The poems of Graham Nunn are not poems marked by the convoluted technical dexterity; they are direct, they are lyrical, and they are full of hope. The poems of his The First 30 continue this tendency. And they progress towards a unity of focus in the titular sequence. When we consider the warmth and humanity of Nunn’s The First 30, we consider poems that offer us a wisdom and humanity that counters the nihilism so often expressed in contemporary poetry. And, as a result, we are given a worldview that encompasses an optimism and decency that enriches the world rather than detracts from it, that boosts rather than knocks, and that builds up rather than knocks down.
The First 30 is slim and unpaginated, but this does not detract from the verse within it. It is also divided into two rough halves, and the nature of these halves affect both the quality of The First 30 as a whole, and of each other. The first of these halves is the other poems of the subtitle. It is untitled, and heterogenous in terms of subject matter, and basic form, despite the use of a standard free verse throughout. The second half is The First 30, a sequence of thirty poems with a strong stylistic unity, along with its unity of subject matter. More shall be said about this later in this review. First off, there are a few things that need to be said about the first half.
This first half is marked by poems that continues Nunn’s basic stylistic, thematic and tonal concerns. In doing so, there is a customary attention to memorable metaphors derived from Nunn’s environs, in the process of which his world is charged with an emotional intensity. An example of this is the following extended metaphor that equates the poet’s desire with a power surge:
the coffee machine purrs and
the refridgerator simultaneously
sweats and breaks out in goosebumps.
The dishwasher succumbs to hot
flushers and the button on the toaster
turns red and pops.
As can be seen, the language is simplified but not simplistic, eloquent in its basic ordinariness and in its direct vividity. If these poems were part of a single, undivided collection, then it would ordinarily be strong and memorable; there is one problem, though.

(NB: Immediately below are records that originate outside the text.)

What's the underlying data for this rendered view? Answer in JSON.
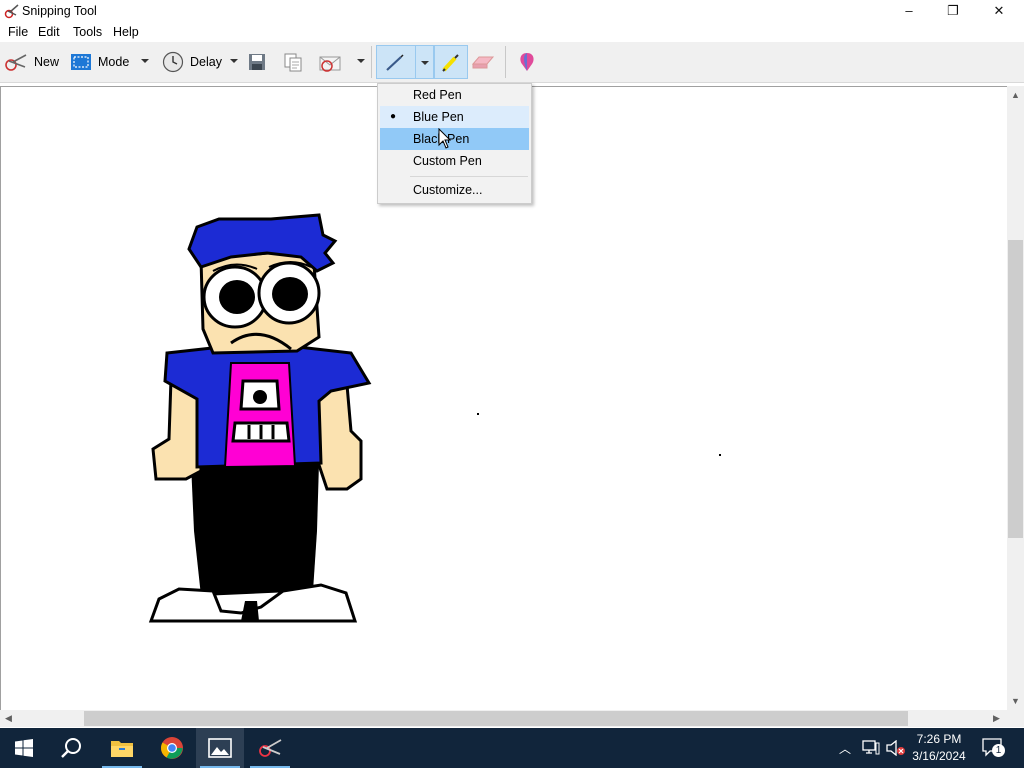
{
  "window": {
    "title": "Snipping Tool",
    "controls": {
      "minimize": "–",
      "maximize": "❐",
      "close": "✕"
    }
  },
  "menu": [
    "File",
    "Edit",
    "Tools",
    "Help"
  ],
  "toolbar": {
    "new_label": "New",
    "mode_label": "Mode",
    "delay_label": "Delay",
    "icons": [
      "new-snip-icon",
      "mode-icon",
      "delay-clock-icon",
      "save-icon",
      "copy-icon",
      "send-icon",
      "pen-icon",
      "highlighter-icon",
      "eraser-icon",
      "paint3d-icon"
    ]
  },
  "pen_menu": {
    "items": [
      {
        "label": "Red Pen",
        "checked": false,
        "hovered": false
      },
      {
        "label": "Blue Pen",
        "checked": true,
        "hovered": false
      },
      {
        "label": "Black Pen",
        "checked": false,
        "hovered": true
      },
      {
        "label": "Custom Pen",
        "checked": false,
        "hovered": false
      }
    ],
    "customize_label": "Customize..."
  },
  "taskbar": {
    "apps": [
      "start-icon",
      "search-icon",
      "file-explorer-icon",
      "chrome-icon",
      "photos-icon",
      "snipping-tool-icon"
    ],
    "time": "7:26 PM",
    "date": "3/16/2024",
    "notification_count": "1"
  },
  "colors": {
    "hair_blue": "#1c2bd4",
    "shirt_magenta": "#ff00d4",
    "skin": "#fbe2b0",
    "accent_blue": "#91c9f7",
    "taskbar": "#11253b"
  }
}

This problem is that, for most of the poems, there is no direct connection with the second half. This lessens their charms and power as a result, in their context. Ordinarily this might not be a problem. A full-length collection can sometimes support division into disparate parts and sequences. The problem, however, is that this collection is very slim. It is also dominated by the second half, both physically and thematically. Further, the very slimness of the collection works against this division, and requires a stronger sense of unity in the collection as a whole. Yet this problem is not so great that the strength of the collection is fully compromised: there is a sense that the second half diminishes the first, whether it is read before or after the first. So it helps to understand it better.

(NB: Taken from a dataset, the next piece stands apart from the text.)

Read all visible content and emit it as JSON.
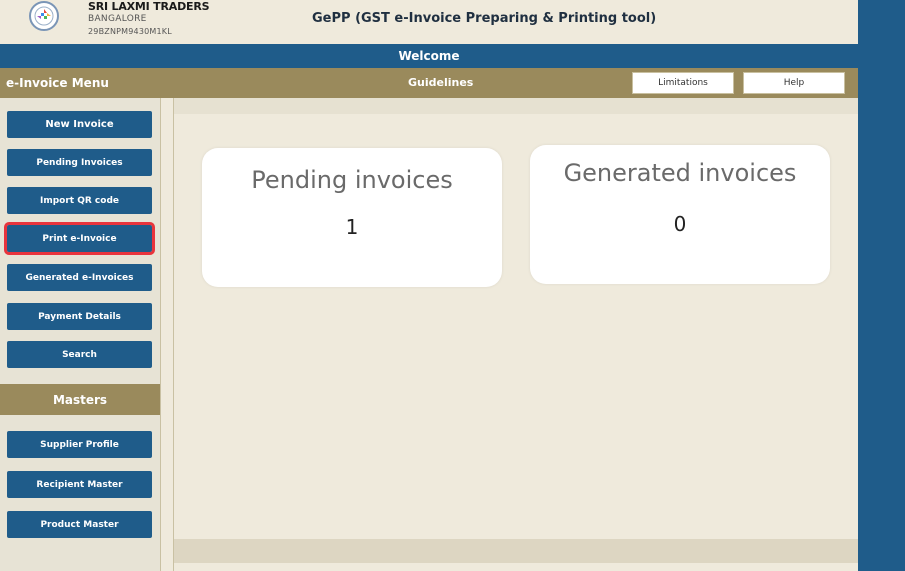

The poems in the second half of The First 30 were written on the occasion of the first month of Nunn’s first-born, his son, after his birth. Each was originally written and published online, on each successive day. This was a deliberate choice on Nunn’s part: the birth of his son being of such importance, Nunn marked the occasion by making the poetry of this sequence and dedicating it to him. So it stands as a major creative reaction to a new life, and it explores the joys of being a young father. Other poets, other writers have explored fatherhood, but most without the sense of occasion and vividness that marks The First 30 as a unified poetry sequence. And this sense of occasion is important.
This is because the strength of the focus on Nunn’s son, and the use of the occasional poem as the overall genre, make this the strongpoint of The First 30. I say this because the genre, the themes, the imagery, the form and language display a strong sense of unity. There is also a unity of emotion, of affect revealed through the poet’s actions and responses to his infant son. And this overall unity strengthens and amplifies the effect of the poems. It also makes them stronger, more effective. It can be seen that unity of this sort can outweigh and dominate a more heterogenous collection, and it would be interesting to see if Nunn follows The First 30 with similarly tight collections of verse. And there is something more that can be said about the tone and its delivery here, in relation to the emotion of The First 30.
This tone heightens the effect of that unity through their laconic lyricism, which renders their innate poignancy less dramatic, more tender. This is a function of Nunn’s style, which works well with his verbal delivery, a delivery polished and emphatic, yet unforced and natural. In this way there is a degree of unity between the two halves, one rarely supported by subject matter, and diminished by this lack of stronger connections. And they are all unmistakably poems by Nunn, containing his customary themes and concerns with a deeper warmth and humanity, and a wisdom attendant on becoming a father. And this is, perhaps, what the poems of The First 30 are really offering us: warmth, humanity and wisdom in palpable proportions, and in a language purified of anything worse than love and compassion. This is what we need, and this is what Nunn gives unto us.
The First 30 is Graham Nunn’s strongest book of poetry to date. And it offers unto us a warmth and humanity that is contrariwise to the nihilism and cynicism seen as the dominant tone of our contemporary culture. What it gives us is a worldview of hope and optimism, something decent, not in the shopworn sense of the religious and puritan, but in the sense of possessing a humane decency towards humanity. This allows us to see that the two halves, while unequal due in large part to the strong unity of the sequence, The First 30, are marked by Nunn’s customary concerns, so much so that his poetry conveys a rich and optimistic view of our world.